** Opening DATA TO USE block **

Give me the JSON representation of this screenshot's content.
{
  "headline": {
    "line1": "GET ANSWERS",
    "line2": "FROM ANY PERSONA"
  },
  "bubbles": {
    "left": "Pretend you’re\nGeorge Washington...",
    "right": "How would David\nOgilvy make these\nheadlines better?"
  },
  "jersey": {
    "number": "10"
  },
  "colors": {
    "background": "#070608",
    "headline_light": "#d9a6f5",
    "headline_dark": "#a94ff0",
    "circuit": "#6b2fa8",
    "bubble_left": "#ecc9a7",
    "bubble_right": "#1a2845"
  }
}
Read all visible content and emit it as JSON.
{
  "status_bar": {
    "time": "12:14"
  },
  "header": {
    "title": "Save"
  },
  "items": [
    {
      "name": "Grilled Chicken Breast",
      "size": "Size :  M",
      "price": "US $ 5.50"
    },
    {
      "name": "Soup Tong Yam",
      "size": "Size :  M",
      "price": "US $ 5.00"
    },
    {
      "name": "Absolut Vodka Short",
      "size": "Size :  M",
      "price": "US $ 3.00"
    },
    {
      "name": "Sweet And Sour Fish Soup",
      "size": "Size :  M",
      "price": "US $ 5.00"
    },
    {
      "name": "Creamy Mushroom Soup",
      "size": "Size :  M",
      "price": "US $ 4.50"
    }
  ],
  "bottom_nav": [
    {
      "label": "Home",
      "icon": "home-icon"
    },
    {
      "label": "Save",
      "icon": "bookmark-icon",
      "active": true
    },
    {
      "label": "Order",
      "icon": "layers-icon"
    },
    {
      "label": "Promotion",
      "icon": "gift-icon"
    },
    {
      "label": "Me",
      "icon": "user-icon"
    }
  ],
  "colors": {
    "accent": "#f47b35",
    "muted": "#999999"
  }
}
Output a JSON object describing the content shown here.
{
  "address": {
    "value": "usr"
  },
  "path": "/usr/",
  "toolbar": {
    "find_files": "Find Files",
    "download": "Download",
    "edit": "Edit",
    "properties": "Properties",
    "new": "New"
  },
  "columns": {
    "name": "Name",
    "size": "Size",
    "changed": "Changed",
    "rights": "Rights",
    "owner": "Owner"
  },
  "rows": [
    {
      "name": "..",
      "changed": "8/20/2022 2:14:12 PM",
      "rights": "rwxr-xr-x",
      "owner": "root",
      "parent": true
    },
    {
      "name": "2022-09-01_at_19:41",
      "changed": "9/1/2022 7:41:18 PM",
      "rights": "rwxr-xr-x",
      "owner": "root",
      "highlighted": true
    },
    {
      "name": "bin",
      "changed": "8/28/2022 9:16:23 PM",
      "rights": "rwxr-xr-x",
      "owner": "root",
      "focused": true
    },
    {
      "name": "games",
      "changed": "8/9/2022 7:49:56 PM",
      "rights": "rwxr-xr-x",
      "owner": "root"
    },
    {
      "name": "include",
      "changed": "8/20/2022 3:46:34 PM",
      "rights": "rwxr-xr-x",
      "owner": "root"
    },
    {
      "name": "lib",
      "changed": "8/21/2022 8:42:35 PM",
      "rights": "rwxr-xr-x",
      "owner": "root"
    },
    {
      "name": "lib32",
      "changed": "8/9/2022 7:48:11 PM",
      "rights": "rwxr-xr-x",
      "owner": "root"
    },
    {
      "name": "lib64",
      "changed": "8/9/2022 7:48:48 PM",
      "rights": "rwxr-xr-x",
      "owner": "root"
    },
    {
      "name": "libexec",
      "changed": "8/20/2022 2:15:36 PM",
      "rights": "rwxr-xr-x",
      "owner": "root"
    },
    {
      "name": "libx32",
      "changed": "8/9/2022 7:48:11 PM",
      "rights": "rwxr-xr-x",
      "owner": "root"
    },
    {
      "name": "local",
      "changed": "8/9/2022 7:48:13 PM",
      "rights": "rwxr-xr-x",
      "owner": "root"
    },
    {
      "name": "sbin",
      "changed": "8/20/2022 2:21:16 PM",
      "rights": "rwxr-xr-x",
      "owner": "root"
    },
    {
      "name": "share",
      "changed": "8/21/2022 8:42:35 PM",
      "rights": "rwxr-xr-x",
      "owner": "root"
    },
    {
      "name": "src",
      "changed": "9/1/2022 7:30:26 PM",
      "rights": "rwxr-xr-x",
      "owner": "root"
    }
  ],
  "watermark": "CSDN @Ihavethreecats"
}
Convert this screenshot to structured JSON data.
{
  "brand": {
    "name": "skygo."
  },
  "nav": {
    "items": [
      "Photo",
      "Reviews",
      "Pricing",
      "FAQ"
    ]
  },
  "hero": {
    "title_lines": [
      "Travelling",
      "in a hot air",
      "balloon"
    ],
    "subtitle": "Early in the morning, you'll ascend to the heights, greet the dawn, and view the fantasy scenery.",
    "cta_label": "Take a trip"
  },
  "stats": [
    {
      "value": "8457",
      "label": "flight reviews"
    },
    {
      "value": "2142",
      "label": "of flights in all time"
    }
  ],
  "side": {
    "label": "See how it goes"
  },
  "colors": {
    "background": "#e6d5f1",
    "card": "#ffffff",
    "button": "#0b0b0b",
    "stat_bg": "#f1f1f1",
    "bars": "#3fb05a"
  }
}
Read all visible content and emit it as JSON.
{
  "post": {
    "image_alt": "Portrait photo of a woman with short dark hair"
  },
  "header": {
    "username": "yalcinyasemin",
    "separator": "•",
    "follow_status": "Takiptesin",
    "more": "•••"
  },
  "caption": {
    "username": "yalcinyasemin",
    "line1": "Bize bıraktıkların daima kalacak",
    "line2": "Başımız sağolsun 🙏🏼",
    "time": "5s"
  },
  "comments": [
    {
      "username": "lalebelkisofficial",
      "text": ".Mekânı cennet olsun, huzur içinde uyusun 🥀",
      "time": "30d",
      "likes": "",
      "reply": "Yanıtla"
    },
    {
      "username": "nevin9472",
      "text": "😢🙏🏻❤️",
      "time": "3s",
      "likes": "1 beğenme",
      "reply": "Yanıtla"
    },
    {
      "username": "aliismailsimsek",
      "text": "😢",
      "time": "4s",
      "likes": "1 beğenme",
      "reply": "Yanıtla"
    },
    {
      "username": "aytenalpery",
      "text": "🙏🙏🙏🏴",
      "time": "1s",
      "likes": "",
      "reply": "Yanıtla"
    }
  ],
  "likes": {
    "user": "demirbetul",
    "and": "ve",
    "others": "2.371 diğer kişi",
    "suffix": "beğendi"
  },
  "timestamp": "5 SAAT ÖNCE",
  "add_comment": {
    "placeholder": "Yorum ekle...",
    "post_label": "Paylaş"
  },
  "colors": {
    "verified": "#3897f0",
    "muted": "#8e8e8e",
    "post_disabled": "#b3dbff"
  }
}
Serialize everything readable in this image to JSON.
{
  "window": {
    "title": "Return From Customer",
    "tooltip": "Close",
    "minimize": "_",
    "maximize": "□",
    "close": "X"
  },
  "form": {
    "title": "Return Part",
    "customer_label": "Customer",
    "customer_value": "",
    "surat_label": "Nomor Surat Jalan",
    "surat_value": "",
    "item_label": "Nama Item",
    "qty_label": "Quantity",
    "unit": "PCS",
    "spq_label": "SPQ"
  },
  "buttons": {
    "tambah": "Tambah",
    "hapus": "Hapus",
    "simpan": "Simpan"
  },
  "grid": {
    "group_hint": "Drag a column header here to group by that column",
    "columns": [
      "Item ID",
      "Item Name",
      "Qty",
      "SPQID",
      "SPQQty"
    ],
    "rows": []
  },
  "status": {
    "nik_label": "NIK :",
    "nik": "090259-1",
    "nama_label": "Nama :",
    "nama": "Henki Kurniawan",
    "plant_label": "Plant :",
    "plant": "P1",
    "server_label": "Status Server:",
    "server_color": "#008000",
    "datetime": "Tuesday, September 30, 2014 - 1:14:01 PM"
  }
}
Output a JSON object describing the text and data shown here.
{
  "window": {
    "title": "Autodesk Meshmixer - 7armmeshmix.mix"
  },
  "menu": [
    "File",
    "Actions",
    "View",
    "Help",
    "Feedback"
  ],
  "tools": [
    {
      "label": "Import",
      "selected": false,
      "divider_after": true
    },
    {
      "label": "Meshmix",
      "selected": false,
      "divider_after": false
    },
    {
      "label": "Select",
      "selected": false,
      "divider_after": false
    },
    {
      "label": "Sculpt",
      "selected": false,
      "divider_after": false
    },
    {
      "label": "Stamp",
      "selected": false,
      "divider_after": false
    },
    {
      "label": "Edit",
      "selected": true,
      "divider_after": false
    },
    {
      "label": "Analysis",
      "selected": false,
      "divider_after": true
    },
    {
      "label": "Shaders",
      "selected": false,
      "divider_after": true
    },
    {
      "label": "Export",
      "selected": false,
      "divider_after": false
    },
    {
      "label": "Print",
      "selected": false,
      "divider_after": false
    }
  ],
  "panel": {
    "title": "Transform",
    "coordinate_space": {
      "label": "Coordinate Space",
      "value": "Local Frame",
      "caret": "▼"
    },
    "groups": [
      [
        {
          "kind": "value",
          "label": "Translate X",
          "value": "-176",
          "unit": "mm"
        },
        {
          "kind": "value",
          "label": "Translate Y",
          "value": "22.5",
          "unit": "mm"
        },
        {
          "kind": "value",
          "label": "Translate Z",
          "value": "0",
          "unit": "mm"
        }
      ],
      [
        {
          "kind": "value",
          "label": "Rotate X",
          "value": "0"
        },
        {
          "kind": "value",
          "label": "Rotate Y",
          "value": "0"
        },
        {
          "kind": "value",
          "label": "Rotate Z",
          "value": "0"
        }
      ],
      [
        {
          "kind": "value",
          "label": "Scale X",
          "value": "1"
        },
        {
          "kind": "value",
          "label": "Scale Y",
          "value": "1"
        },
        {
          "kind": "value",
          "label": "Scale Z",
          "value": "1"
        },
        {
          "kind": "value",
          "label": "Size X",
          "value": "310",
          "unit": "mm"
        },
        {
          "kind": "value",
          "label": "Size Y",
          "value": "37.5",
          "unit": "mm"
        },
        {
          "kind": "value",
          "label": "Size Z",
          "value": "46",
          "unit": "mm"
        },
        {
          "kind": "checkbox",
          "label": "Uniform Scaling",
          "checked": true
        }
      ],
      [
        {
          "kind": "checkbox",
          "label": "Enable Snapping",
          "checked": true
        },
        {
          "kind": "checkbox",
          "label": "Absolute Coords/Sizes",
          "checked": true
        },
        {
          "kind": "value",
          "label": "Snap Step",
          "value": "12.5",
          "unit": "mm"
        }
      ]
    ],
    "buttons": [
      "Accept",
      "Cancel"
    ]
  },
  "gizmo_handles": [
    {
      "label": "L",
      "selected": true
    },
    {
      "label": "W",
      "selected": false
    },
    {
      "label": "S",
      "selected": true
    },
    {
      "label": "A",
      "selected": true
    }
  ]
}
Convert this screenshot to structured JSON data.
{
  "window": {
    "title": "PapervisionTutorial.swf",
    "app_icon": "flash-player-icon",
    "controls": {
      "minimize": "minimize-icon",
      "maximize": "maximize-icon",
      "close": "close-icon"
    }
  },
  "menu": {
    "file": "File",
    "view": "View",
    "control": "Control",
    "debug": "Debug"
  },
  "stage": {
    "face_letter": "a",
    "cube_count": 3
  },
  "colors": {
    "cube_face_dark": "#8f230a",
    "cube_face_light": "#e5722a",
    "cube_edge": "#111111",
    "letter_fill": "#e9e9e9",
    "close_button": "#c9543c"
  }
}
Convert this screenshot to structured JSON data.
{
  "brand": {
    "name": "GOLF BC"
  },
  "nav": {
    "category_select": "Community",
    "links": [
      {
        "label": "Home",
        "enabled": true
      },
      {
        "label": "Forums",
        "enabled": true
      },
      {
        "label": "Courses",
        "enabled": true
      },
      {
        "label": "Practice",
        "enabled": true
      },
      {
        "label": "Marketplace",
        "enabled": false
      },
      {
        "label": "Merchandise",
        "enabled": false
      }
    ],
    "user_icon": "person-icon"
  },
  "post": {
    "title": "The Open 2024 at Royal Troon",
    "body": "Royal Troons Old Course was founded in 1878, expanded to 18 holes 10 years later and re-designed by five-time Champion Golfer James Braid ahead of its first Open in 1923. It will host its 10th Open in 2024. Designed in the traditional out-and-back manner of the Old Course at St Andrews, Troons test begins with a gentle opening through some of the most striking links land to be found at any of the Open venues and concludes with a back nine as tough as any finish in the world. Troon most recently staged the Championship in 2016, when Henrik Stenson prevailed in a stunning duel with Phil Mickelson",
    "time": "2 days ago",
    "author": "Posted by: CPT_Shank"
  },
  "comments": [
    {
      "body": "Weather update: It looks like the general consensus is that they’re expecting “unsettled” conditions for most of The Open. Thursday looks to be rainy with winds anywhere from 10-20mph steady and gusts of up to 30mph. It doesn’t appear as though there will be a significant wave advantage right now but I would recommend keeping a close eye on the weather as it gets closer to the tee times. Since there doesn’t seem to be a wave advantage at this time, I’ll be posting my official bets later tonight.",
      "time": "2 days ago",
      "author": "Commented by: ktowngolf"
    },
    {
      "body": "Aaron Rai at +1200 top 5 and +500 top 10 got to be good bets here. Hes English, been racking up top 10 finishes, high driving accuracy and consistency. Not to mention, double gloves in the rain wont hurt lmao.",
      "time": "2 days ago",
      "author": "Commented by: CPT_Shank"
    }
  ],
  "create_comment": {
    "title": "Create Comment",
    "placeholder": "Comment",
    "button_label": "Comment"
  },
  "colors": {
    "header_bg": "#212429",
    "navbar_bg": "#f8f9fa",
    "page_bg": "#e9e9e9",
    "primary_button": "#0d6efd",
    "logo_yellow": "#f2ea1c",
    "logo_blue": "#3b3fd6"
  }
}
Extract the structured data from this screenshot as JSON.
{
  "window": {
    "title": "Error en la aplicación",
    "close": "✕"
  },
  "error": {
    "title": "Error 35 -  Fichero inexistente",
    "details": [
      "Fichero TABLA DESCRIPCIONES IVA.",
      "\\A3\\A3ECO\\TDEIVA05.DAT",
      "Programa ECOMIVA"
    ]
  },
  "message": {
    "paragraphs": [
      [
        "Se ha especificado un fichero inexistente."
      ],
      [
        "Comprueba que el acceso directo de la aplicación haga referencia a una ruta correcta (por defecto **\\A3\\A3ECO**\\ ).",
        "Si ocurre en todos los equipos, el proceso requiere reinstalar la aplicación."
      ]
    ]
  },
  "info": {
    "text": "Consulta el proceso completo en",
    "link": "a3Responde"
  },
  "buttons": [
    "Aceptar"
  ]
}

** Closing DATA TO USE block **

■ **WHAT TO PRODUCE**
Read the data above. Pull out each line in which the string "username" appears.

■ **WRITTEN ANSWER**
    "username": "yalcinyasemin",
    "username": "yalcinyasemin",
      "username": "lalebelkisofficial",
      "username": "nevin9472",
      "username": "aliismailsimsek",
      "username": "aytenalpery",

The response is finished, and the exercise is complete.